# Many of the additional sales in 2009 were to buyers who used the tax credit as their downpayment. These were marginal buyers who haven't proven the ability to manage their finances and save for a down payment. The default rates will probably be higher for these buyers than for other buyers.

# The housing tax credit raises the risk of deflation. Falling rents will probably already push core CPI close to zero in 2010. An extension of the housing tax credit will probably push rents down further (as those 383,000 additional home buyers move from renting to owning), and that will probably mean core CPI will be negative in 2010. Not only will this impact any program adjusted by CPI (like Social Security), but this could lead to a deflationary mentality for consumers - with consumers holding off purchases waiting for lower prices.

Scott Grannis said...

REW: I had many arguments with Jude about this. My point was that yes, using an interest rate target is not the best way to manage monetary policy or keep the currency strong.
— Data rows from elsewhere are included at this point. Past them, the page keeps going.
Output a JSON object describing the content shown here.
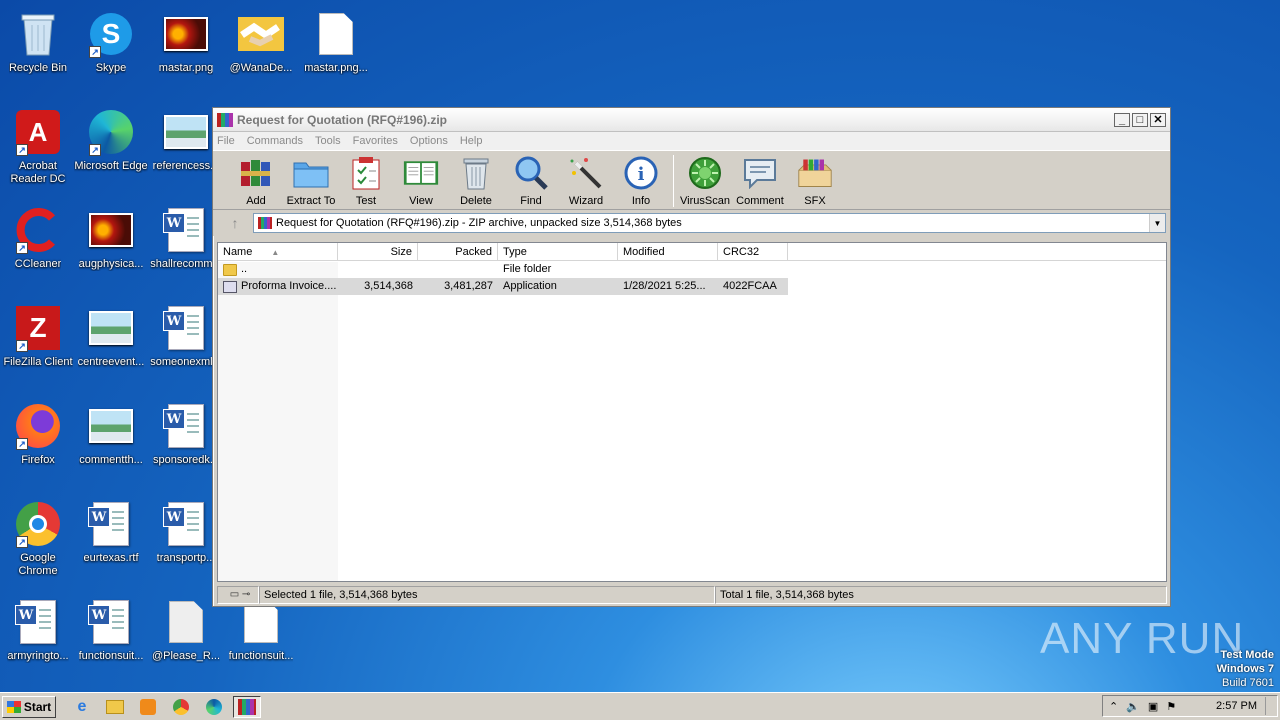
{
  "desktop": {
    "icons": [
      {
        "label": "Recycle Bin"
      },
      {
        "label": "Skype"
      },
      {
        "label": "mastar.png"
      },
      {
        "label": "@WanaDe..."
      },
      {
        "label": "mastar.png..."
      },
      {
        "label": "Acrobat Reader DC"
      },
      {
        "label": "Microsoft Edge"
      },
      {
        "label": "referencess..."
      },
      {
        "label": "CCleaner"
      },
      {
        "label": "augphysica..."
      },
      {
        "label": "shallrecomm..."
      },
      {
        "label": "FileZilla Client"
      },
      {
        "label": "centreevent..."
      },
      {
        "label": "someonexml..."
      },
      {
        "label": "Firefox"
      },
      {
        "label": "commentth..."
      },
      {
        "label": "sponsoredk..."
      },
      {
        "label": "Google Chrome"
      },
      {
        "label": "eurtexas.rtf"
      },
      {
        "label": "transportp..."
      },
      {
        "label": "armyringto..."
      },
      {
        "label": "functionsuit..."
      },
      {
        "label": "@Please_R..."
      },
      {
        "label": "functionsuit..."
      }
    ]
  },
  "window": {
    "title": "Request for Quotation (RFQ#196).zip",
    "menu": [
      "File",
      "Commands",
      "Tools",
      "Favorites",
      "Options",
      "Help"
    ],
    "toolbar": [
      {
        "label": "Add",
        "icon": "add-icon"
      },
      {
        "label": "Extract To",
        "icon": "extract-icon"
      },
      {
        "label": "Test",
        "icon": "test-icon"
      },
      {
        "label": "View",
        "icon": "view-icon"
      },
      {
        "label": "Delete",
        "icon": "delete-icon"
      },
      {
        "label": "Find",
        "icon": "find-icon"
      },
      {
        "label": "Wizard",
        "icon": "wizard-icon"
      },
      {
        "label": "Info",
        "icon": "info-icon"
      },
      {
        "label": "VirusScan",
        "icon": "virusscan-icon"
      },
      {
        "label": "Comment",
        "icon": "comment-icon"
      },
      {
        "label": "SFX",
        "icon": "sfx-icon"
      }
    ],
    "address": "Request for Quotation (RFQ#196).zip - ZIP archive, unpacked size 3,514,368 bytes",
    "columns": {
      "name": "Name",
      "size": "Size",
      "packed": "Packed",
      "type": "Type",
      "modified": "Modified",
      "crc": "CRC32"
    },
    "rows": [
      {
        "name": "..",
        "size": "",
        "packed": "",
        "type": "File folder",
        "modified": "",
        "crc": ""
      },
      {
        "name": "Proforma Invoice....",
        "size": "3,514,368",
        "packed": "3,481,287",
        "type": "Application",
        "modified": "1/28/2021 5:25...",
        "crc": "4022FCAA"
      }
    ],
    "status_left": "Selected 1 file, 3,514,368 bytes",
    "status_right": "Total 1 file, 3,514,368 bytes"
  },
  "taskbar": {
    "start": "Start",
    "clock": "2:57 PM"
  },
  "watermark": {
    "line1": "Test Mode",
    "line2": "Windows 7",
    "line3": "Build 7601",
    "brand": "ANY RUN"
  },
  "colors": {
    "accent": "#1565c0",
    "selection": "#d9d9d9"
  }
}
It's fraught with problems. But trying to get the Fed to change that is probably next to impossible. The Fed could use its interest rate tool in the context of a gold standard, could it not? Specify its targets, such as a range for gold and commodity prices, and then raise or lower rates depending on how prices vary relative to their targets. Why wouldn't that work?

Scott Grannis said...

Public: I'm aware of all the criticisms of the FHA, but I think they may be exaggerated. FHA Commissioner David Stevens had a very interesting letter to the editor in yesterday's WSJ which makes some legitimate points that are overlooked by critics. My point has been that insuring new loans at today's much lower housing prices is far less risky than the same activity was a few years ago. Underwriting standards are tougher today, prices are lower, and interest rates are lower. The risks therefore are lower. And if the Fed succeeds in creating just a little bit of inflation, the FHA's balance sheet is going to look pretty solid.

Jay Norman Davis said...

To change the subject a bit, do you have any thoughts about why the shares of gold mining comapanies are lagging way behind the metals. These companies have a great deal of wealth underground. As always, thank you,


Scott Grannis said...

Jay: I'm not an expert on gold vs. gold stocks, so I can't answer your question. A good, supply-side, and investor-focused friend of mine, Michael Churchill, does have an answer however:

"In reality, only some gold companies are cheap relative to the gold price. Others are expensive. Goldcorp, Barrick, et al are not interesting, even at $1,055/oz. gold. They are still probably trading at 25x earnings. Even many of the mid-tiers such as Minefinders, Jaguar and Northgate have gotten somewhat pricey and are no longer interesting.

Where the real value lies now is in the juniors. There are dozens of companies out there with defined, NI 43-101 compliant resources of 1 million to 10 million ounces that are trading for $6-25/oz. in the ground. That compares to $250-450/oz. in the ground for the majors. This is where the opportunity lies. A couple weeks ago I did an interesting exercise: I went through about 60 gold-specific company Powerpoint presentations. I then pulled off 10 that I found interesting, sent questions to managements and followed up with phone calls. From the list I identified four juniors that I thought were particularly attractive (all with sub-$100 million market caps).

That’s pretty much what you have to do to find winners, I think – plow through company after company to find the cheap ones with good stories. Even at $1,055/oz. gold plenty of gold stocks are rather a yawn here …"

Here is his website:

piefarmer said...

Thanks for the follow up. I do agree: A gold price target, addressed via FFR machinations would be much better than our current mess.

Jay Norman Davis said...

Scott:I appreciate the info on gold. Thank you, Jay

Public Library said...


I think you seriously overestimate the FHA's ability to manage credit quality.

As I have said before, a friend of mine with TERRIBLE credit got a 3% down 400 dollar loan for purchase of a condo in Dana Point, CA.

Through the FHA, anyone can qualify so long as they have income coming in ...